I don’t know when I heard that, but I know who said it. I even know why she said it.

My mother, a gracious, intelligent woman who could not — or chose not to — knit, paint, or otherwise express herself artistically, handed down that edict as a way of protecting me. In her own loving yet ultimately misguided way, she told me that “truth” because she did not want me to suffer. She was giving me an out, a permission slip to excuse me from creativity.

It does not matter when she said it. Or that she said it only once. I heard it, loud and clear. I accepted the permission slip, and carried it deep in my heart for the rest of my young life. Any glimmers of creativity that bubbled up from down below I chalked up to mysterious anomalies, unrepeatable burps that served only to distract me from my true, real purpose: to follow the rules, perfectly.

Which I did. I followed the rules. All of them. I got good grades; I wrote thank-you notes; I wore sensible shoes. I didn’t drink. I was safe, “successful,” and well-liked. I didn’t make waves.

I also didn’t take chances. Until one day…

It was college-application time. I had slaved over my application statements, editing, re-working them, attempting to achieve that perfect balance of “who, me?” humility and blatant horn-tooting. And in so doing, I watered myself down to a personality-less page of hollow verbiage. Not that I saw it that way. I was just being a good applicant, following the rules.

But then along came my Stanford application. I had left that one until the very last minute. It scared me, I think, because it was not like all the others. No safe question that I could bend to serve all the applications, no pat answers could be given here: “What three items would you take with you if your house were on fire?” And it had to be postmarked by the end of the day.

I seriously considered not applying. No one would know or care; I had requested the application on a whim anyway, having never even set foot in California. Better to stick with the familiar Midwest and East Coast. I stood with the half-finished application, poised to drop it in the trash. I shook my hand, but my fingers would not let go. Oh, all right, I thought. It’s such a long shot. I’ll just write the first things that come to mind.

And that’s exactly what I did. I wrote, in pen, directly onto the application. I wrote what came to my mind, honestly, without revision.

Before I sealed the envelope, I showed what I had written to my parents. “You would save your Winnie-the-Pooh books?” they said. “Oh, well. You didn’t really want to go there, anyway.”

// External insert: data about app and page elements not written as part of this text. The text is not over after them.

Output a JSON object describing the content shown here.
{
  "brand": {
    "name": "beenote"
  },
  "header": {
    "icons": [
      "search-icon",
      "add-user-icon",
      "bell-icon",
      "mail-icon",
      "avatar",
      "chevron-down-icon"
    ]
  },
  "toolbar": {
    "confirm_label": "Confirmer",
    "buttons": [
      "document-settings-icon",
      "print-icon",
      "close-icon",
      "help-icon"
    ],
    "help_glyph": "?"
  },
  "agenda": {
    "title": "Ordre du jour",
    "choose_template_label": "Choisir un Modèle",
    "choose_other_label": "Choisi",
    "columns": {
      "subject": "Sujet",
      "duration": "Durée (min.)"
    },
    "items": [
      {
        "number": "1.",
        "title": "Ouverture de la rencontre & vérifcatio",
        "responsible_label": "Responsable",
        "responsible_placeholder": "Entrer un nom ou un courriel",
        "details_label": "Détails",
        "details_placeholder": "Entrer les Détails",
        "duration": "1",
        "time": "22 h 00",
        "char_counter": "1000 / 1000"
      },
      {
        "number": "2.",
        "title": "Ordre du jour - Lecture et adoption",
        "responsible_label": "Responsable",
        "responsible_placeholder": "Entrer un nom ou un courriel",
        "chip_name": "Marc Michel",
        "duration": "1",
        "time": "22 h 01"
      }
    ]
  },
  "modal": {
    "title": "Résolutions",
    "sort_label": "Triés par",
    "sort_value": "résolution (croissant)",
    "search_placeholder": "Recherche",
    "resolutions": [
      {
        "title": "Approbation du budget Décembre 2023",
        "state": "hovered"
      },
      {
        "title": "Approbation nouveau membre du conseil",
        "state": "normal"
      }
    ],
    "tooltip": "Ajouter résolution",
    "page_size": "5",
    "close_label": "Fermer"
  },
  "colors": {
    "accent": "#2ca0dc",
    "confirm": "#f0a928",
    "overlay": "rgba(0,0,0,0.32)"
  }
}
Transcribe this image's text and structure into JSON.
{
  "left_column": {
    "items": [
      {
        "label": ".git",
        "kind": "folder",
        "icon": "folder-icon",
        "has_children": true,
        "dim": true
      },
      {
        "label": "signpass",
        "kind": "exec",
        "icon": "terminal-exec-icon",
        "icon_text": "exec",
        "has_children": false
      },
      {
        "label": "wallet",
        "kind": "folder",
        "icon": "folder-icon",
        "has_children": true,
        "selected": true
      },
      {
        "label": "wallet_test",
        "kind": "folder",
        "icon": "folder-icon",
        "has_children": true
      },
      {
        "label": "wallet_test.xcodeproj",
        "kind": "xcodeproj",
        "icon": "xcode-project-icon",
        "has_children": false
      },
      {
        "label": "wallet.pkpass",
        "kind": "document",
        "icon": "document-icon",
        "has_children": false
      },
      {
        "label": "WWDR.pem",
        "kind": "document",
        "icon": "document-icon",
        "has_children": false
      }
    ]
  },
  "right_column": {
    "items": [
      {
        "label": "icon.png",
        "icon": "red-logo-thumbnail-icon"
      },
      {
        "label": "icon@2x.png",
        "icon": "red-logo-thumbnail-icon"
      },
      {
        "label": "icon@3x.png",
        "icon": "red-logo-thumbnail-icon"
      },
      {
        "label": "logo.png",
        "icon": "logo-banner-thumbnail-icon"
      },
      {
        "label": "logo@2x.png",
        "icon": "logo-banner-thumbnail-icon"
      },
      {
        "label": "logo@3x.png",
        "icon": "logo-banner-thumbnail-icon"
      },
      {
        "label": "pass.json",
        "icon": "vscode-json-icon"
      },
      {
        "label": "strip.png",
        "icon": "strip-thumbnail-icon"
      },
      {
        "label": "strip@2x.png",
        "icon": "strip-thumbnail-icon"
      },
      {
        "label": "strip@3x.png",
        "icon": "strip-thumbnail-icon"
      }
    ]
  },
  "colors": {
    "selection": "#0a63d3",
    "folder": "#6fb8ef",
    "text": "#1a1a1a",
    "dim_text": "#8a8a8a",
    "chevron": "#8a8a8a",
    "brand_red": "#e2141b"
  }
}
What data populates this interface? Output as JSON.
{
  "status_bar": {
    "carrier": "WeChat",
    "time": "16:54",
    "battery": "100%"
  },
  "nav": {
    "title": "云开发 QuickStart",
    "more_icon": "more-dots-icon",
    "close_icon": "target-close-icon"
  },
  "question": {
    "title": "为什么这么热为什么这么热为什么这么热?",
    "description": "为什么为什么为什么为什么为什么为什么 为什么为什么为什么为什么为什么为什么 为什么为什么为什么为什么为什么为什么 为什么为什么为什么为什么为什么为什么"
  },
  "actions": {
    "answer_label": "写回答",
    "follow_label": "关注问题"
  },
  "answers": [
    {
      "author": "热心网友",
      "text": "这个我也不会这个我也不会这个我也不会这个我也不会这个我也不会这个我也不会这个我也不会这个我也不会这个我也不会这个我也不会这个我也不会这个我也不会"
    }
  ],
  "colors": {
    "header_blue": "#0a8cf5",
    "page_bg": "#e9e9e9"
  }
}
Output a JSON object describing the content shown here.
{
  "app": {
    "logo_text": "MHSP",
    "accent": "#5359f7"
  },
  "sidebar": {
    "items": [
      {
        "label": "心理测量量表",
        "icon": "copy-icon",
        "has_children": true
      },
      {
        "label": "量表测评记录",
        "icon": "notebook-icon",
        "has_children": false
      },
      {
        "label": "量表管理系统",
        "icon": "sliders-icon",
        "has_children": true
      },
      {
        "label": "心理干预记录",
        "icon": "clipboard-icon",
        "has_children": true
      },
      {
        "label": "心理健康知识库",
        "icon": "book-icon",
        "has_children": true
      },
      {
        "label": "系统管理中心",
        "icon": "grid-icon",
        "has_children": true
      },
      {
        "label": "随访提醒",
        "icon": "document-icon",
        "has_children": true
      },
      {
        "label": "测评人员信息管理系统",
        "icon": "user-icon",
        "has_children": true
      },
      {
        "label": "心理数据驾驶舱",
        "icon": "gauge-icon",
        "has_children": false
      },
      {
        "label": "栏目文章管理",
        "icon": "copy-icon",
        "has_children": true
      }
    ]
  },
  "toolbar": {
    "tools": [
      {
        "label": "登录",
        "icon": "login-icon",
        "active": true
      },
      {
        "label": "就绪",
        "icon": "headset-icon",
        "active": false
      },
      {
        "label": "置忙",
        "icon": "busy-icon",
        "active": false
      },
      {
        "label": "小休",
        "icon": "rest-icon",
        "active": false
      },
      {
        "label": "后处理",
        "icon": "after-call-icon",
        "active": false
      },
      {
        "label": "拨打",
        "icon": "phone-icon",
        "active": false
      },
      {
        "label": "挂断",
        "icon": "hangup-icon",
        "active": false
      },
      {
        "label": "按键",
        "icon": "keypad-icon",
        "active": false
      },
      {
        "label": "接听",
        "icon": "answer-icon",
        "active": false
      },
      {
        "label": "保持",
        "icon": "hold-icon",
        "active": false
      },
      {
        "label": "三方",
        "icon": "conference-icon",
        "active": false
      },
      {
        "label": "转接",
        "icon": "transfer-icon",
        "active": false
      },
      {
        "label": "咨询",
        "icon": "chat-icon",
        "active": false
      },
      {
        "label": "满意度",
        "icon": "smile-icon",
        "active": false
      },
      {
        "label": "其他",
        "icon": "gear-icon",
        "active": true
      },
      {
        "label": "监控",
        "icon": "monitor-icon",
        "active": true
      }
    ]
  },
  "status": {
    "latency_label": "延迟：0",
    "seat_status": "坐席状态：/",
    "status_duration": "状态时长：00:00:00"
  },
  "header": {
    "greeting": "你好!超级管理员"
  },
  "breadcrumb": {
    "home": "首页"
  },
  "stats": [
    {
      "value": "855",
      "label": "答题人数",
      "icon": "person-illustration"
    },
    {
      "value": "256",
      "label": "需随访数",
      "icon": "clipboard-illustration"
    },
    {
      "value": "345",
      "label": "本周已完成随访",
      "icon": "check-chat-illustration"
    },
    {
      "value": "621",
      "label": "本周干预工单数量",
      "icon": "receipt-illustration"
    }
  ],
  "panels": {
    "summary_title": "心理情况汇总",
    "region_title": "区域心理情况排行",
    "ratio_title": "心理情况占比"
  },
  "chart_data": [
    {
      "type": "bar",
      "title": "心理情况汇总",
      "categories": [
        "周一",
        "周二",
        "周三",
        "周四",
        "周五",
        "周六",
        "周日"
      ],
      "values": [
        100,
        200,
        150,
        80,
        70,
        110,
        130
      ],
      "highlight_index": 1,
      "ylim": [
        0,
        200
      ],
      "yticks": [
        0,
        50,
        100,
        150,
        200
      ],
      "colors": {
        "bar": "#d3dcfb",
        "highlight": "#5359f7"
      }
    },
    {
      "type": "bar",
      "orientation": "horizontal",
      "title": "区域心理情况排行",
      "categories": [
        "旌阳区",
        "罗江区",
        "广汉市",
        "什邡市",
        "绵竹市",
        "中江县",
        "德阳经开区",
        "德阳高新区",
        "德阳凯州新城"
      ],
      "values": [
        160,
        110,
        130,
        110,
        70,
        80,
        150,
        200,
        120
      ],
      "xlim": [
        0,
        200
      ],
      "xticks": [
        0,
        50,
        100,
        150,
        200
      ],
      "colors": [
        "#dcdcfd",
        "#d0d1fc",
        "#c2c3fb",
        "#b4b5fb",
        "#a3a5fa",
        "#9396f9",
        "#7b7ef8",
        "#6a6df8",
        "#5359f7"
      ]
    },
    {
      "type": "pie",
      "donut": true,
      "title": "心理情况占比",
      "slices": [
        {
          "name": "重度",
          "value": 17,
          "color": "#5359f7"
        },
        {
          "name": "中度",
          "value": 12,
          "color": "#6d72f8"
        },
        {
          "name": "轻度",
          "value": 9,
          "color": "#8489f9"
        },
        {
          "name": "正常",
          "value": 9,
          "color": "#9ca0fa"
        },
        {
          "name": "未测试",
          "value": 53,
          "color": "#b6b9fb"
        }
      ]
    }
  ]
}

Months later, when the fat white envelope from Stanford arrived, we were all stunned. I was certain there had to have been some mistake. After all, I had been rejected by my number one choice, the application that I had spent weeks rewriting. How could this be?

Years later, it all makes sense. Who we are, who we really are, exists in the moment. As soon as we ponder, plot, and plan, we are censoring ourselves. We are trying to create something that fits with what we believe the world expects from us, rather than allowing our own perfectly imperfect selves to meet the world with impunity.

We are all, every single one of us, pure creativity. Even Poindexters.

So today, I ask you: who are you, really? Today, let us see the you that doesn’t look or think or talk or act like anyone else. Get out of your own way and tell the censor to go take a hike.

Because you are what we’ve all been waiting for.